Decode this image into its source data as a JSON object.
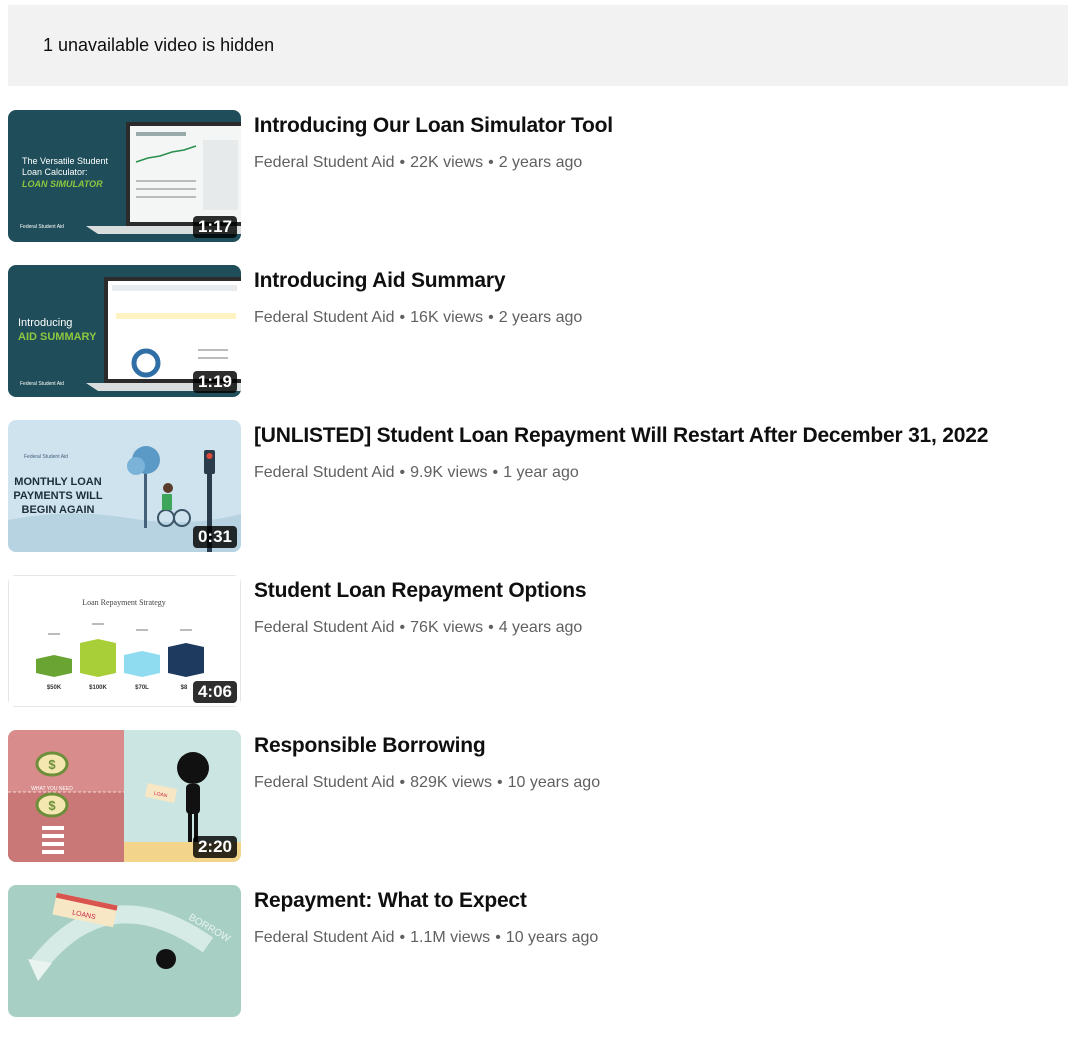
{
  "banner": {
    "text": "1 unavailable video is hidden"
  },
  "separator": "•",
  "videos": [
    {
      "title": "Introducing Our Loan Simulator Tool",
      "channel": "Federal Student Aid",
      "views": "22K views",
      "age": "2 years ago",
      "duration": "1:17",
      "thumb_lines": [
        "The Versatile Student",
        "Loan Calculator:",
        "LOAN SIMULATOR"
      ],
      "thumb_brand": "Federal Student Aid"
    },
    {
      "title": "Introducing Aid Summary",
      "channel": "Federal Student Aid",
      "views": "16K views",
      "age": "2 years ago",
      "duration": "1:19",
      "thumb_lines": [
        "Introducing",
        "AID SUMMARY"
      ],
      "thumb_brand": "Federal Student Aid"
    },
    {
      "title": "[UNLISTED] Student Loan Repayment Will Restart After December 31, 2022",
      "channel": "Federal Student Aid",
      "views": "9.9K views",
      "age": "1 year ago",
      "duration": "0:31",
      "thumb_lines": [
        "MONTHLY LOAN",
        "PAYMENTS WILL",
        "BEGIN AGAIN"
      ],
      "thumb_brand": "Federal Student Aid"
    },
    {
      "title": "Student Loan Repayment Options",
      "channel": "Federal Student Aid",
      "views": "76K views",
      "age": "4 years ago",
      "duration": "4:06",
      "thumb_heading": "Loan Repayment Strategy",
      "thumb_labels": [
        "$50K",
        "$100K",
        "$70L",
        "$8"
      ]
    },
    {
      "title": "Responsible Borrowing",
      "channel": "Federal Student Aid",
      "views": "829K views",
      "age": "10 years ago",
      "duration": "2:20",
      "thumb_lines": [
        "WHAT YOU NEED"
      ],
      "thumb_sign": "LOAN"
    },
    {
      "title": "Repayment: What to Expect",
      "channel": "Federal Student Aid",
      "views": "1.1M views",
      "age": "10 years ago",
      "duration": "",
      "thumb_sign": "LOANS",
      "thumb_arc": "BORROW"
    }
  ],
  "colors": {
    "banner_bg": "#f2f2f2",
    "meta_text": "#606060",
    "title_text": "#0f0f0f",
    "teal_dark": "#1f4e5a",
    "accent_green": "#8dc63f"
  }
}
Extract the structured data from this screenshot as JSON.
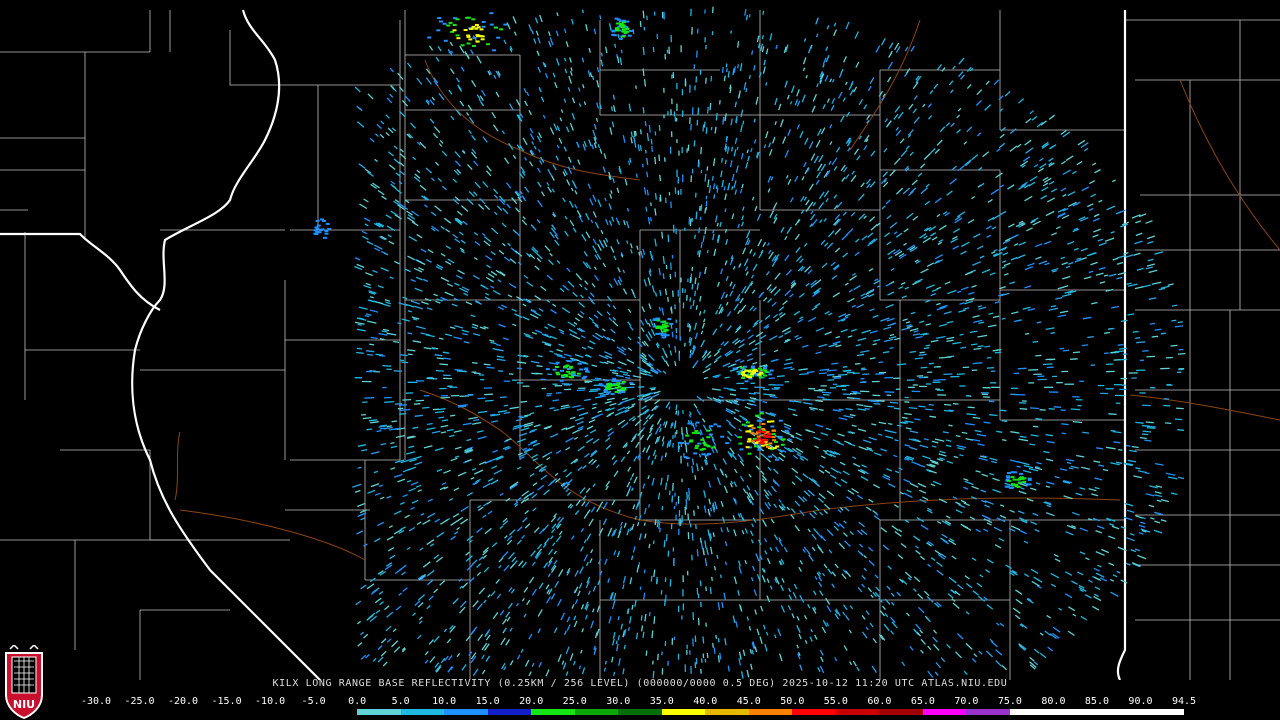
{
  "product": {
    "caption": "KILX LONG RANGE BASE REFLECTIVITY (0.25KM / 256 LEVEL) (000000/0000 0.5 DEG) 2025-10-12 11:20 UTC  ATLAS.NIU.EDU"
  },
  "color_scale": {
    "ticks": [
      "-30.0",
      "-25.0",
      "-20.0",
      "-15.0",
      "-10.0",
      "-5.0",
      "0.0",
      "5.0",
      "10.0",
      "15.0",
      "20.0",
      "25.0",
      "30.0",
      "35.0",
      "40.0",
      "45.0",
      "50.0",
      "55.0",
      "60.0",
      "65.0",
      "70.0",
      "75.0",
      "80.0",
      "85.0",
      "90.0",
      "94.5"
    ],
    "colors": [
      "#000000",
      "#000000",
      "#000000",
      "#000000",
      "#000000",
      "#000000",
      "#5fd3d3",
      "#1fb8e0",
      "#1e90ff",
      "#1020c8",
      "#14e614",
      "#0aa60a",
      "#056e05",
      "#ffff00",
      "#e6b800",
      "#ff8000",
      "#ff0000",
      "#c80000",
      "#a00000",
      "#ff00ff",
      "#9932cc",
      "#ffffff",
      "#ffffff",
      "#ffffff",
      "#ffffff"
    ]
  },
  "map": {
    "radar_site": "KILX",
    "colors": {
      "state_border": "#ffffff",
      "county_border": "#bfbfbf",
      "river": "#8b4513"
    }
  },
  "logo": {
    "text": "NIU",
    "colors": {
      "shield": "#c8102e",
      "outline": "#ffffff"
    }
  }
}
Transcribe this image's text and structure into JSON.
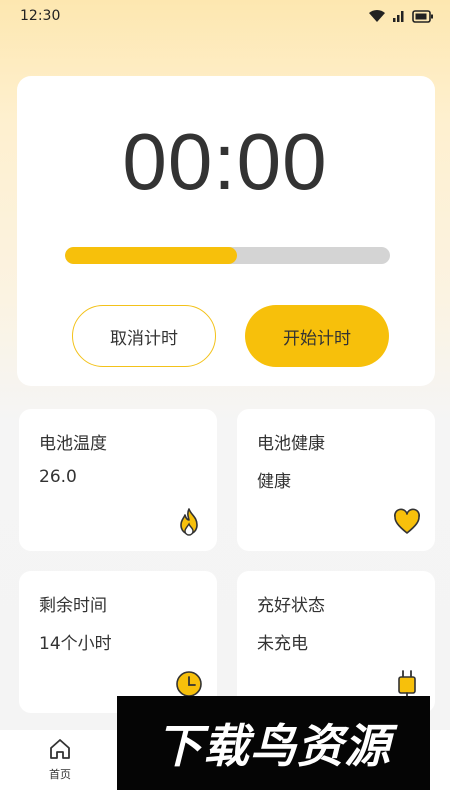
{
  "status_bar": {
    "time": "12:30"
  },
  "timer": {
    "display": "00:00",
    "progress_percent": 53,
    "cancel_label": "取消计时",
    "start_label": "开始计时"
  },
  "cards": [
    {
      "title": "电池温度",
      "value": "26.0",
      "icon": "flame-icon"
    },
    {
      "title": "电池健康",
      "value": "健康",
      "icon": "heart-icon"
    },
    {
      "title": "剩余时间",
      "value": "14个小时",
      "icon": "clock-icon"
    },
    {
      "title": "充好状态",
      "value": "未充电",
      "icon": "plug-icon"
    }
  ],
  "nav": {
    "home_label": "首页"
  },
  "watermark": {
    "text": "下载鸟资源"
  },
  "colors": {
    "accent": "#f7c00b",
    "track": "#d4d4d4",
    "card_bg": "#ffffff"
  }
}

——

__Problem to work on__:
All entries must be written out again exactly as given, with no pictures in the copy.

__Task solution__:
Decode this image into its source data as a JSON object.
{
  "banner": {
    "text": "1 unavailable video is hidden"
  },
  "separator": "•",
  "videos": [
    {
      "title": "Introducing Our Loan Simulator Tool",
      "channel": "Federal Student Aid",
      "views": "22K views",
      "age": "2 years ago",
      "duration": "1:17",
      "thumb_lines": [
        "The Versatile Student",
        "Loan Calculator:",
        "LOAN SIMULATOR"
      ],
      "thumb_brand": "Federal Student Aid"
    },
    {
      "title": "Introducing Aid Summary",
      "channel": "Federal Student Aid",
      "views": "16K views",
      "age": "2 years ago",
      "duration": "1:19",
      "thumb_lines": [
        "Introducing",
        "AID SUMMARY"
      ],
      "thumb_brand": "Federal Student Aid"
    },
    {
      "title": "[UNLISTED] Student Loan Repayment Will Restart After December 31, 2022",
      "channel": "Federal Student Aid",
      "views": "9.9K views",
      "age": "1 year ago",
      "duration": "0:31",
      "thumb_lines": [
        "MONTHLY LOAN",
        "PAYMENTS WILL",
        "BEGIN AGAIN"
      ],
      "thumb_brand": "Federal Student Aid"
    },
    {
      "title": "Student Loan Repayment Options",
      "channel": "Federal Student Aid",
      "views": "76K views",
      "age": "4 years ago",
      "duration": "4:06",
      "thumb_heading": "Loan Repayment Strategy",
      "thumb_labels": [
        "$50K",
        "$100K",
        "$70L",
        "$8"
      ]
    },
    {
      "title": "Responsible Borrowing",
      "channel": "Federal Student Aid",
      "views": "829K views",
      "age": "10 years ago",
      "duration": "2:20",
      "thumb_lines": [
        "WHAT YOU NEED"
      ],
      "thumb_sign": "LOAN"
    },
    {
      "title": "Repayment: What to Expect",
      "channel": "Federal Student Aid",
      "views": "1.1M views",
      "age": "10 years ago",
      "duration": "",
      "thumb_sign": "LOANS",
      "thumb_arc": "BORROW"
    }
  ],
  "colors": {
    "banner_bg": "#f2f2f2",
    "meta_text": "#606060",
    "title_text": "#0f0f0f",
    "teal_dark": "#1f4e5a",
    "accent_green": "#8dc63f"
  }
}
Extract the structured data from this screenshot as JSON.
{
  "product": {
    "caption": "KILX LONG RANGE BASE REFLECTIVITY (0.25KM / 256 LEVEL) (000000/0000 0.5 DEG) 2025-10-12 11:20 UTC  ATLAS.NIU.EDU"
  },
  "color_scale": {
    "ticks": [
      "-30.0",
      "-25.0",
      "-20.0",
      "-15.0",
      "-10.0",
      "-5.0",
      "0.0",
      "5.0",
      "10.0",
      "15.0",
      "20.0",
      "25.0",
      "30.0",
      "35.0",
      "40.0",
      "45.0",
      "50.0",
      "55.0",
      "60.0",
      "65.0",
      "70.0",
      "75.0",
      "80.0",
      "85.0",
      "90.0",
      "94.5"
    ],
    "colors": [
      "#000000",
      "#000000",
      "#000000",
      "#000000",
      "#000000",
      "#000000",
      "#5fd3d3",
      "#1fb8e0",
      "#1e90ff",
      "#1020c8",
      "#14e614",
      "#0aa60a",
      "#056e05",
      "#ffff00",
      "#e6b800",
      "#ff8000",
      "#ff0000",
      "#c80000",
      "#a00000",
      "#ff00ff",
      "#9932cc",
      "#ffffff",
      "#ffffff",
      "#ffffff",
      "#ffffff"
    ]
  },
  "map": {
    "radar_site": "KILX",
    "colors": {
      "state_border": "#ffffff",
      "county_border": "#bfbfbf",
      "river": "#8b4513"
    }
  },
  "logo": {
    "text": "NIU",
    "colors": {
      "shield": "#c8102e",
      "outline": "#ffffff"
    }
  }
}
Transcribe this image's text and structure into JSON.
{
  "status_bar": {
    "time": "12:30"
  },
  "timer": {
    "display": "00:00",
    "progress_percent": 53,
    "cancel_label": "取消计时",
    "start_label": "开始计时"
  },
  "cards": [
    {
      "title": "电池温度",
      "value": "26.0",
      "icon": "flame-icon"
    },
    {
      "title": "电池健康",
      "value": "健康",
      "icon": "heart-icon"
    },
    {
      "title": "剩余时间",
      "value": "14个小时",
      "icon": "clock-icon"
    },
    {
      "title": "充好状态",
      "value": "未充电",
      "icon": "plug-icon"
    }
  ],
  "nav": {
    "home_label": "首页"
  },
  "watermark": {
    "text": "下载鸟资源"
  },
  "colors": {
    "accent": "#f7c00b",
    "track": "#d4d4d4",
    "card_bg": "#ffffff"
  }
}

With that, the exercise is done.